Tess shook her heard, getting right up into my face, our masks clacking together now. “His dad’s dead,” she said, her eyes lighting up, “and he left Killian all the grocery stores.”
“Interesting,” I paused, “so you do regret leaving him for me?”
“All I’m saying is that I don’t think I’d be on a crashing plane with human cattle.” She said it like it was a conclusive non-partisan answer, but I wasn’t sure if you could make the argument that our current situation was worse than trying to build a life with even the wealthiest of narcissistic pill heads. Her eyes narrowed now as we descended through the clouds. “We wouldn’t be on this plane, wouldn’t be going to some bargain-basement shitty part of shitty Mexico. We’d be going to Prague or Bali.”

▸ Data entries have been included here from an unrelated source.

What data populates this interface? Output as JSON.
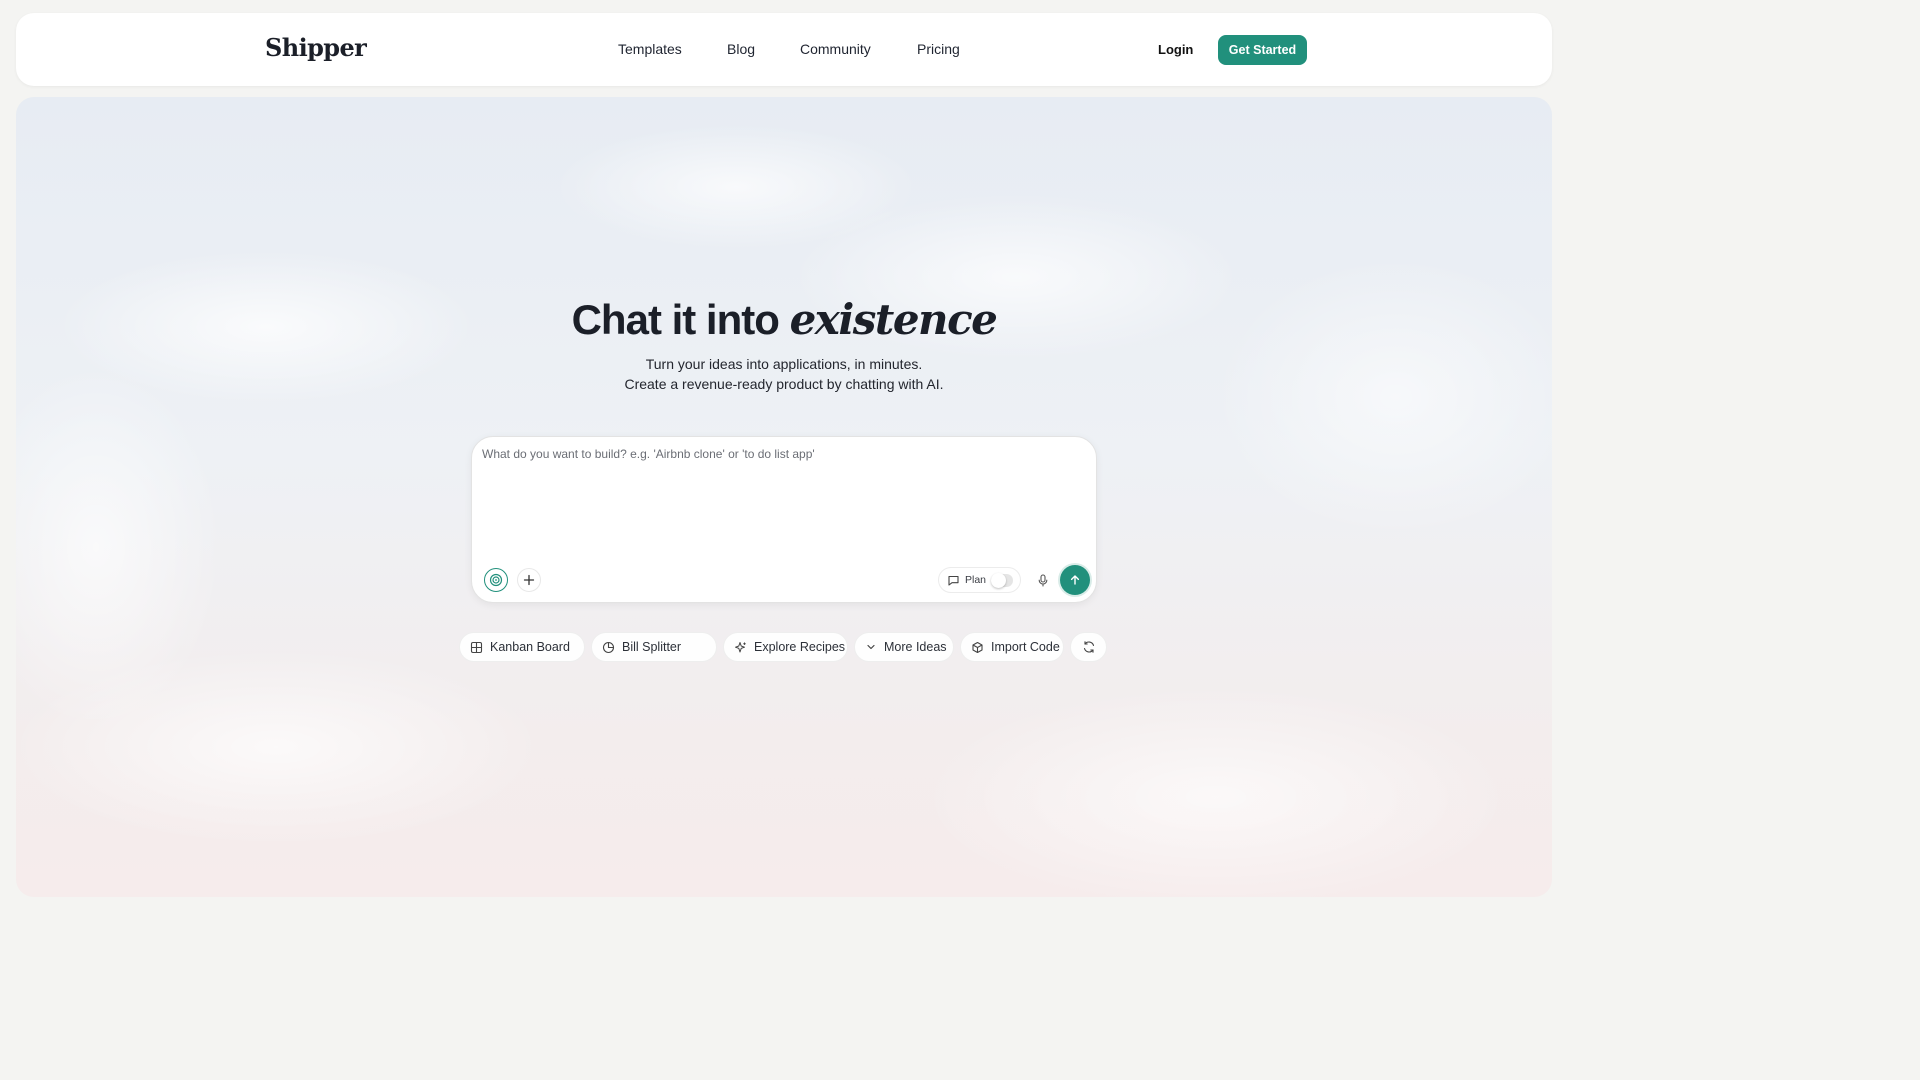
{
  "brand": {
    "name": "Shipper",
    "accent_color": "#21907c"
  },
  "nav": {
    "links": [
      "Templates",
      "Blog",
      "Community",
      "Pricing"
    ],
    "login_label": "Login",
    "cta_label": "Get Started"
  },
  "hero": {
    "title_prefix": "Chat it into",
    "title_italic": "existence",
    "subtitle_line1": "Turn your ideas into applications, in minutes.",
    "subtitle_line2": "Create a revenue-ready product by chatting with AI."
  },
  "prompt": {
    "placeholder": "What do you want to build? e.g. 'Airbnb clone' or 'to do list app'",
    "value": "",
    "plan_label": "Plan",
    "plan_enabled": false,
    "icons": [
      "target-icon",
      "plus-icon",
      "chat-icon",
      "microphone-icon",
      "arrow-up-icon"
    ]
  },
  "suggestions": [
    {
      "label": "Kanban Board",
      "icon": "grid-icon"
    },
    {
      "label": "Bill Splitter",
      "icon": "pie-chart-icon"
    },
    {
      "label": "Explore Recipes",
      "icon": "sparkle-icon"
    },
    {
      "label": "More Ideas",
      "icon": "chevron-down-icon"
    },
    {
      "label": "Import Code",
      "icon": "cube-icon"
    },
    {
      "label": "",
      "icon": "refresh-icon"
    }
  ]
}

This is the winner’s curse. She had started seeing me before she’d separated from him. “Cheating” is what it’s typically called once you distill all the personal rationalizations out.

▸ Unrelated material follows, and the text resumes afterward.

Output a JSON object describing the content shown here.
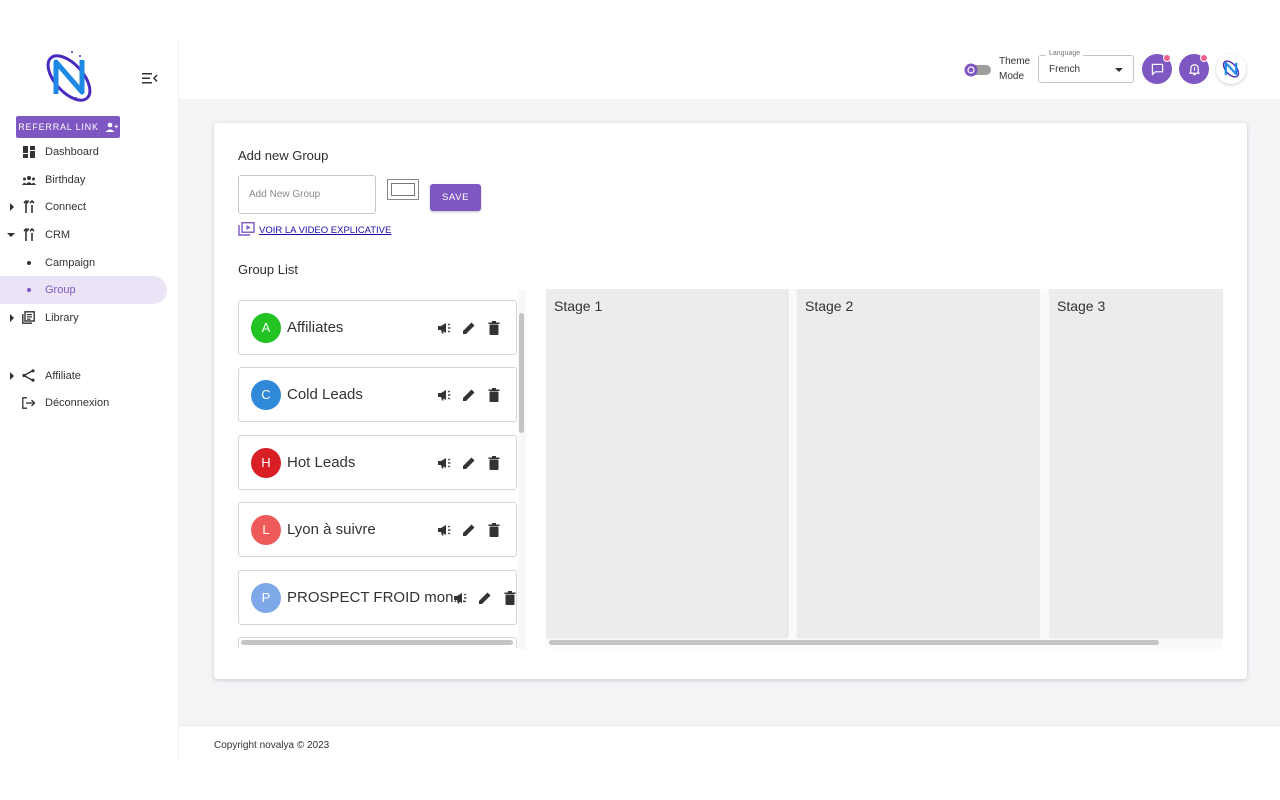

The desert of somewhere in West Texas or Northern Mexico stretched out ahead of us like a dirty wrinkled sheet. The captain came on and said that we should brace ourselves in crash positions. “Those flowers last month weren’t from my Mom. Killian sent me those.” She said she’d gone to his father’s funeral when I was away for work. “We had sex,” she said, her words trying to draw blood now, “took a few beans with him and had lazy, dead-father sex.”
“’Beans?’ That casual? Who are you?”
“I wanted to do it. The money was just a bonus.” She was not braced in the crashing position at all, possibly as a result of her inferior listening skills. The flight attendant noticed and, gallantly, now chose not to care. Tess said the sex with Killian was way better than the role-playing stuff I was into and, if I was so good at taking strangers’ sides, why couldn’t I understand that “most people want to dress up as French maids or, like, professors, not your disgraced-zookeeper-genetic-scientist bullshit.”
“—I know what I like,” I said, “I get off on backstory.” Magazine Guy looked over at us from his crash position. He had spread out his copy of Juggs on the floor—content to die the way he had lived. “Were you going to tell me?”
Outside, the desert was approaching in stomach-turning detail. “After Mexico.” She looked outside. “Probably.”
The captain came on, his voice emaciated, and reiterated the crash position directive. How much time was left? Certainly enough to say I was sorry and that I wasn’t completely blameless in this situation, but I wasn’t ready to do that.
I starred at the floor. I thought about trying to untangle all this horribleness, but decided against it, a little relived that it all wouldn’t matter. Mostly I was wishing I had brought a magazine, and would have even settled now for a SkyMall. Tess was trying to hurt me, I know, and I wasn’t going to give her the satisfaction. Was it, actually, better to have known all these details? And how much money did she get from Killian, could we have flown Business Class? All trivial, I supposed, when you’re splattered across the desert.
A sputtering and rumbling started. It took on this rhythm and this whirring and a few seconds later we felt the unmistakable pull as the nose started to level back out and pitch upward. It was a miracle. The captain came on, reverting again to a cocky swinging-dick, and said that everything was fine. Applause and relieved laughter filled the cabin.
An hour later we were on the ground at the airport in Mexico. I looked at Tess and asked if she remembered to pack my zookeeper stuff.